◆ TASK STATEMENT:
Every line of the material must come back exactly as given.

Segment Open

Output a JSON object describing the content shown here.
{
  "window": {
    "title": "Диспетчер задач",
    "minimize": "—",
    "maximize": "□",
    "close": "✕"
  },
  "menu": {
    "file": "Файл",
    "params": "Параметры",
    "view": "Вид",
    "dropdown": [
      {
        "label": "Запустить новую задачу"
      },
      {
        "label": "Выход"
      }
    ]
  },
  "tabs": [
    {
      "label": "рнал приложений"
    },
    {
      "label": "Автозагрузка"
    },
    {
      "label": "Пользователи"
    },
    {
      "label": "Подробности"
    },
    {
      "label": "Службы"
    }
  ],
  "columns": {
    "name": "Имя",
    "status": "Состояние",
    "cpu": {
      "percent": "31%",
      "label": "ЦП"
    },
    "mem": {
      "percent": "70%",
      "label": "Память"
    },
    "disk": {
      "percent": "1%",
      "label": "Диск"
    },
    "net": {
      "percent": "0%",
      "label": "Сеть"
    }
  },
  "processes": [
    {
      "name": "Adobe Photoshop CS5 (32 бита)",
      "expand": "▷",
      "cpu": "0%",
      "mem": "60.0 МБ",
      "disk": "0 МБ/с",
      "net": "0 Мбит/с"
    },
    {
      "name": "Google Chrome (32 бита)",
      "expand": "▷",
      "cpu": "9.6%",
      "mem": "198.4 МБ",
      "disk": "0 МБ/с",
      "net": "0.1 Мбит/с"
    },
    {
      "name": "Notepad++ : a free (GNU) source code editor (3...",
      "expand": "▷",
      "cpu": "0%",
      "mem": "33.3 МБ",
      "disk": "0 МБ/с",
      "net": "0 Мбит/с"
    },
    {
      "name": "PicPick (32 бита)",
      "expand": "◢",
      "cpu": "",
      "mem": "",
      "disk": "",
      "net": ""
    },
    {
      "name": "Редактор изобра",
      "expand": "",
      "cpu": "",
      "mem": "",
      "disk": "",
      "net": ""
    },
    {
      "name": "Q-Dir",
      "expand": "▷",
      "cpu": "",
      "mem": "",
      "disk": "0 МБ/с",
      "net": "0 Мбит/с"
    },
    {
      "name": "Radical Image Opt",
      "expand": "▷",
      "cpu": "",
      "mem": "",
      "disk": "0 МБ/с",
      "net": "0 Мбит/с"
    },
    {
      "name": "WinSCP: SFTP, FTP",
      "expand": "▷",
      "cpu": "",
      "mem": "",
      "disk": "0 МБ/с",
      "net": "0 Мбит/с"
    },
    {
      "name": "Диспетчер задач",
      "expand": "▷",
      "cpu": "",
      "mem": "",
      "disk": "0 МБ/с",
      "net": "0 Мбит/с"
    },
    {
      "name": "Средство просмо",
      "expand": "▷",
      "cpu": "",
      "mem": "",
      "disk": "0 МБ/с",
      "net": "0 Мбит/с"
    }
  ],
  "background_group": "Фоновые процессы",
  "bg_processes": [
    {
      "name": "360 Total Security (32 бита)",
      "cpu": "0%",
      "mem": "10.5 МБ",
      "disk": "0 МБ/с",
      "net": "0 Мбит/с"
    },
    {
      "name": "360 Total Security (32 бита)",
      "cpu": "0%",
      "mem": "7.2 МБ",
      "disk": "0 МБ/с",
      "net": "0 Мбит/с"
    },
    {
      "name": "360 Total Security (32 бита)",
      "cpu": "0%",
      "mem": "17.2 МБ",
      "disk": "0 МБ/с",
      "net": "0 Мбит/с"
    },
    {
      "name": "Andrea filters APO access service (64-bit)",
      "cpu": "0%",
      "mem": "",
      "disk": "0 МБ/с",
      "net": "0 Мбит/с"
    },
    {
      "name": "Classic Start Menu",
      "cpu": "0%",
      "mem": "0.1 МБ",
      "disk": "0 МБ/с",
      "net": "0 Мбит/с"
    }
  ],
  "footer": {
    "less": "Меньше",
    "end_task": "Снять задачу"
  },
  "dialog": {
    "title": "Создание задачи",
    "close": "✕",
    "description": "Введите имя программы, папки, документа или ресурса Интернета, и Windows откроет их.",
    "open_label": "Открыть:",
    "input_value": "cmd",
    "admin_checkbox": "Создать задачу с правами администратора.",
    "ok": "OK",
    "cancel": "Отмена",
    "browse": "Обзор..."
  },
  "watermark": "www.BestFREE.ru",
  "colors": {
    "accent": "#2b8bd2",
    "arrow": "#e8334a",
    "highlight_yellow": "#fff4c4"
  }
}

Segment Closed

◆ ANSWER TO THIS PROBLEM:
Output a JSON object describing the content shown here.
{
  "window": {
    "title": "Диспетчер задач",
    "minimize": "—",
    "maximize": "□",
    "close": "✕"
  },
  "menu": {
    "file": "Файл",
    "params": "Параметры",
    "view": "Вид",
    "dropdown": [
      {
        "label": "Запустить новую задачу"
      },
      {
        "label": "Выход"
      }
    ]
  },
  "tabs": [
    {
      "label": "рнал приложений"
    },
    {
      "label": "Автозагрузка"
    },
    {
      "label": "Пользователи"
    },
    {
      "label": "Подробности"
    },
    {
      "label": "Службы"
    }
  ],
  "columns": {
    "name": "Имя",
    "status": "Состояние",
    "cpu": {
      "percent": "31%",
      "label": "ЦП"
    },
    "mem": {
      "percent": "70%",
      "label": "Память"
    },
    "disk": {
      "percent": "1%",
      "label": "Диск"
    },
    "net": {
      "percent": "0%",
      "label": "Сеть"
    }
  },
  "processes": [
    {
      "name": "Adobe Photoshop CS5 (32 бита)",
      "expand": "▷",
      "cpu": "0%",
      "mem": "60.0 МБ",
      "disk": "0 МБ/с",
      "net": "0 Мбит/с"
    },
    {
      "name": "Google Chrome (32 бита)",
      "expand": "▷",
      "cpu": "9.6%",
      "mem": "198.4 МБ",
      "disk": "0 МБ/с",
      "net": "0.1 Мбит/с"
    },
    {
      "name": "Notepad++ : a free (GNU) source code editor (3...",
      "expand": "▷",
      "cpu": "0%",
      "mem": "33.3 МБ",
      "disk": "0 МБ/с",
      "net": "0 Мбит/с"
    },
    {
      "name": "PicPick (32 бита)",
      "expand": "◢",
      "cpu": "",
      "mem": "",
      "disk": "",
      "net": ""
    },
    {
      "name": "Редактор изобра",
      "expand": "",
      "cpu": "",
      "mem": "",
      "disk": "",
      "net": ""
    },
    {
      "name": "Q-Dir",
      "expand": "▷",
      "cpu": "",
      "mem": "",
      "disk": "0 МБ/с",
      "net": "0 Мбит/с"
    },
    {
      "name": "Radical Image Opt",
      "expand": "▷",
      "cpu": "",
      "mem": "",
      "disk": "0 МБ/с",
      "net": "0 Мбит/с"
    },
    {
      "name": "WinSCP: SFTP, FTP",
      "expand": "▷",
      "cpu": "",
      "mem": "",
      "disk": "0 МБ/с",
      "net": "0 Мбит/с"
    },
    {
      "name": "Диспетчер задач",
      "expand": "▷",
      "cpu": "",
      "mem": "",
      "disk": "0 МБ/с",
      "net": "0 Мбит/с"
    },
    {
      "name": "Средство просмо",
      "expand": "▷",
      "cpu": "",
      "mem": "",
      "disk": "0 МБ/с",
      "net": "0 Мбит/с"
    }
  ],
  "background_group": "Фоновые процессы",
  "bg_processes": [
    {
      "name": "360 Total Security (32 бита)",
      "cpu": "0%",
      "mem": "10.5 МБ",
      "disk": "0 МБ/с",
      "net": "0 Мбит/с"
    },
    {
      "name": "360 Total Security (32 бита)",
      "cpu": "0%",
      "mem": "7.2 МБ",
      "disk": "0 МБ/с",
      "net": "0 Мбит/с"
    },
    {
      "name": "360 Total Security (32 бита)",
      "cpu": "0%",
      "mem": "17.2 МБ",
      "disk": "0 МБ/с",
      "net": "0 Мбит/с"
    },
    {
      "name": "Andrea filters APO access service (64-bit)",
      "cpu": "0%",
      "mem": "",
      "disk": "0 МБ/с",
      "net": "0 Мбит/с"
    },
    {
      "name": "Classic Start Menu",
      "cpu": "0%",
      "mem": "0.1 МБ",
      "disk": "0 МБ/с",
      "net": "0 Мбит/с"
    }
  ],
  "footer": {
    "less": "Меньше",
    "end_task": "Снять задачу"
  },
  "dialog": {
    "title": "Создание задачи",
    "close": "✕",
    "description": "Введите имя программы, папки, документа или ресурса Интернета, и Windows откроет их.",
    "open_label": "Открыть:",
    "input_value": "cmd",
    "admin_checkbox": "Создать задачу с правами администратора.",
    "ok": "OK",
    "cancel": "Отмена",
    "browse": "Обзор..."
  },
  "watermark": "www.BestFREE.ru",
  "colors": {
    "accent": "#2b8bd2",
    "arrow": "#e8334a",
    "highlight_yellow": "#fff4c4"
  }
}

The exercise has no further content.